**WHAT TO WORK ON**: Reproduce each entry exactly.

**INFORMATION SHOWN**:
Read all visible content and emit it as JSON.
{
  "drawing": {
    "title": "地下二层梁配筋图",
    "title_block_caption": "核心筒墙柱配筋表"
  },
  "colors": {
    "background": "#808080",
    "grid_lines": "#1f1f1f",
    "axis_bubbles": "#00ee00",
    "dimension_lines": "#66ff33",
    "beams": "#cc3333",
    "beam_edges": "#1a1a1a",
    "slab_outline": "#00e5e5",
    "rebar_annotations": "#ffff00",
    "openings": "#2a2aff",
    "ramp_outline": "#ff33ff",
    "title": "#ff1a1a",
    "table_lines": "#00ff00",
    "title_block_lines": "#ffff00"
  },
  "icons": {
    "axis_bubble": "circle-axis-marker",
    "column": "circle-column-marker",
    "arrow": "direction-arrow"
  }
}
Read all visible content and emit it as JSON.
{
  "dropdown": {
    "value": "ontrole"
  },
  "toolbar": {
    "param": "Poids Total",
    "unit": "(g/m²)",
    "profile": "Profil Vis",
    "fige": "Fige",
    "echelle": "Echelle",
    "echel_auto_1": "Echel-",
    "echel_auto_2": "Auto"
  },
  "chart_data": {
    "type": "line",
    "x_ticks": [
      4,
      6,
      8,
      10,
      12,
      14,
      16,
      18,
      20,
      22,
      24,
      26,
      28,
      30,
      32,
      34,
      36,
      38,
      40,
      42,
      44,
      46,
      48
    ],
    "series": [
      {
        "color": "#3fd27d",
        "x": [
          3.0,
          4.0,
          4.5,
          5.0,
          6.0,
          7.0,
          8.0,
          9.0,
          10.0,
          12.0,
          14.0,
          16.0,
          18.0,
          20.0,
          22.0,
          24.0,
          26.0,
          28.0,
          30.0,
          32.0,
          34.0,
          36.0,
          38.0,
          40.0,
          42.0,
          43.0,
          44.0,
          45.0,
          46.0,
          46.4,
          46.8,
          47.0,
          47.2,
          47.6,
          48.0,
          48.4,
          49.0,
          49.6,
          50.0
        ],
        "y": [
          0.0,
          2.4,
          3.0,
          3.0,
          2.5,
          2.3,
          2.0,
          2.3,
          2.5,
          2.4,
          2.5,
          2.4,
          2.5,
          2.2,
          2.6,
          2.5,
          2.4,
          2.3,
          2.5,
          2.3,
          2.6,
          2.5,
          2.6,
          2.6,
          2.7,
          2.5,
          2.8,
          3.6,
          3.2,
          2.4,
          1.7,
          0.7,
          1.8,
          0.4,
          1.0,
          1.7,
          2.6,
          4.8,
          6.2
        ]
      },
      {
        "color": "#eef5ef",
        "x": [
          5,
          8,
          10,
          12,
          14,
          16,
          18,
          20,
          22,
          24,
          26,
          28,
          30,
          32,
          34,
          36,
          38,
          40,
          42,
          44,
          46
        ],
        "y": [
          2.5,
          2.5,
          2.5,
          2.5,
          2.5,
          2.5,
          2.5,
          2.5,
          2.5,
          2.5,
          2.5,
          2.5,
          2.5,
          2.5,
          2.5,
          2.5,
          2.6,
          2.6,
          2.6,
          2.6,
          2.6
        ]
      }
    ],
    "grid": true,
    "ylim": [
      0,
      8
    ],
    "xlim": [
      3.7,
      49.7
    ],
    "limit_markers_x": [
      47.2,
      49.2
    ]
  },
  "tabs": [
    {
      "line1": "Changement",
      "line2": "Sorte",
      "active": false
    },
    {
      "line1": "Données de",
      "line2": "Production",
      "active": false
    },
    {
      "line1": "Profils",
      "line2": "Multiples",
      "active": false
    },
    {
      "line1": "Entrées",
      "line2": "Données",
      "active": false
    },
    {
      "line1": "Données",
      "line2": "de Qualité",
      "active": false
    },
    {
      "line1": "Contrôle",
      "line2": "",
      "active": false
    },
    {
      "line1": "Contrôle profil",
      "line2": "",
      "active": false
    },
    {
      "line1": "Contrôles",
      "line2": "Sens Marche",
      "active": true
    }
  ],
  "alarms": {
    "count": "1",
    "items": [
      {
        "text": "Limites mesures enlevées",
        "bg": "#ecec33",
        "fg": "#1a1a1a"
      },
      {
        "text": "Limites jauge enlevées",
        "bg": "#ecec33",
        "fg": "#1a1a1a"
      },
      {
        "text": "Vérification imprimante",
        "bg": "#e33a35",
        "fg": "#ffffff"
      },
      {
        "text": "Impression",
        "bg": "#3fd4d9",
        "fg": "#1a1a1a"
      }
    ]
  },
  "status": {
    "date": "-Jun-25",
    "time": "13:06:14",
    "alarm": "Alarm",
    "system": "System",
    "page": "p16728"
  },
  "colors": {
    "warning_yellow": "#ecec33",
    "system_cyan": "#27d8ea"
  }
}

**SOLUTION TO THE PROBLEM**:
Read all visible content and emit it as JSON.
{
  "drawing": {
    "title": "地下二层梁配筋图",
    "title_block_caption": "核心筒墙柱配筋表"
  },
  "colors": {
    "background": "#808080",
    "grid_lines": "#1f1f1f",
    "axis_bubbles": "#00ee00",
    "dimension_lines": "#66ff33",
    "beams": "#cc3333",
    "beam_edges": "#1a1a1a",
    "slab_outline": "#00e5e5",
    "rebar_annotations": "#ffff00",
    "openings": "#2a2aff",
    "ramp_outline": "#ff33ff",
    "title": "#ff1a1a",
    "table_lines": "#00ff00",
    "title_block_lines": "#ffff00"
  },
  "icons": {
    "axis_bubble": "circle-axis-marker",
    "column": "circle-column-marker",
    "arrow": "direction-arrow"
  }
}
Read all visible content and emit it as JSON.
{
  "dropdown": {
    "value": "ontrole"
  },
  "toolbar": {
    "param": "Poids Total",
    "unit": "(g/m²)",
    "profile": "Profil Vis",
    "fige": "Fige",
    "echelle": "Echelle",
    "echel_auto_1": "Echel-",
    "echel_auto_2": "Auto"
  },
  "chart_data": {
    "type": "line",
    "x_ticks": [
      4,
      6,
      8,
      10,
      12,
      14,
      16,
      18,
      20,
      22,
      24,
      26,
      28,
      30,
      32,
      34,
      36,
      38,
      40,
      42,
      44,
      46,
      48
    ],
    "series": [
      {
        "color": "#3fd27d",
        "x": [
          3.0,
          4.0,
          4.5,
          5.0,
          6.0,
          7.0,
          8.0,
          9.0,
          10.0,
          12.0,
          14.0,
          16.0,
          18.0,
          20.0,
          22.0,
          24.0,
          26.0,
          28.0,
          30.0,
          32.0,
          34.0,
          36.0,
          38.0,
          40.0,
          42.0,
          43.0,
          44.0,
          45.0,
          46.0,
          46.4,
          46.8,
          47.0,
          47.2,
          47.6,
          48.0,
          48.4,
          49.0,
          49.6,
          50.0
        ],
        "y": [
          0.0,
          2.4,
          3.0,
          3.0,
          2.5,
          2.3,
          2.0,
          2.3,
          2.5,
          2.4,
          2.5,
          2.4,
          2.5,
          2.2,
          2.6,
          2.5,
          2.4,
          2.3,
          2.5,
          2.3,
          2.6,
          2.5,
          2.6,
          2.6,
          2.7,
          2.5,
          2.8,
          3.6,
          3.2,
          2.4,
          1.7,
          0.7,
          1.8,
          0.4,
          1.0,
          1.7,
          2.6,
          4.8,
          6.2
        ]
      },
      {
        "color": "#eef5ef",
        "x": [
          5,
          8,
          10,
          12,
          14,
          16,
          18,
          20,
          22,
          24,
          26,
          28,
          30,
          32,
          34,
          36,
          38,
          40,
          42,
          44,
          46
        ],
        "y": [
          2.5,
          2.5,
          2.5,
          2.5,
          2.5,
          2.5,
          2.5,
          2.5,
          2.5,
          2.5,
          2.5,
          2.5,
          2.5,
          2.5,
          2.5,
          2.5,
          2.6,
          2.6,
          2.6,
          2.6,
          2.6
        ]
      }
    ],
    "grid": true,
    "ylim": [
      0,
      8
    ],
    "xlim": [
      3.7,
      49.7
    ],
    "limit_markers_x": [
      47.2,
      49.2
    ]
  },
  "tabs": [
    {
      "line1": "Changement",
      "line2": "Sorte",
      "active": false
    },
    {
      "line1": "Données de",
      "line2": "Production",
      "active": false
    },
    {
      "line1": "Profils",
      "line2": "Multiples",
      "active": false
    },
    {
      "line1": "Entrées",
      "line2": "Données",
      "active": false
    },
    {
      "line1": "Données",
      "line2": "de Qualité",
      "active": false
    },
    {
      "line1": "Contrôle",
      "line2": "",
      "active": false
    },
    {
      "line1": "Contrôle profil",
      "line2": "",
      "active": false
    },
    {
      "line1": "Contrôles",
      "line2": "Sens Marche",
      "active": true
    }
  ],
  "alarms": {
    "count": "1",
    "items": [
      {
        "text": "Limites mesures enlevées",
        "bg": "#ecec33",
        "fg": "#1a1a1a"
      },
      {
        "text": "Limites jauge enlevées",
        "bg": "#ecec33",
        "fg": "#1a1a1a"
      },
      {
        "text": "Vérification imprimante",
        "bg": "#e33a35",
        "fg": "#ffffff"
      },
      {
        "text": "Impression",
        "bg": "#3fd4d9",
        "fg": "#1a1a1a"
      }
    ]
  },
  "status": {
    "date": "-Jun-25",
    "time": "13:06:14",
    "alarm": "Alarm",
    "system": "System",
    "page": "p16728"
  },
  "colors": {
    "warning_yellow": "#ecec33",
    "system_cyan": "#27d8ea"
  }
}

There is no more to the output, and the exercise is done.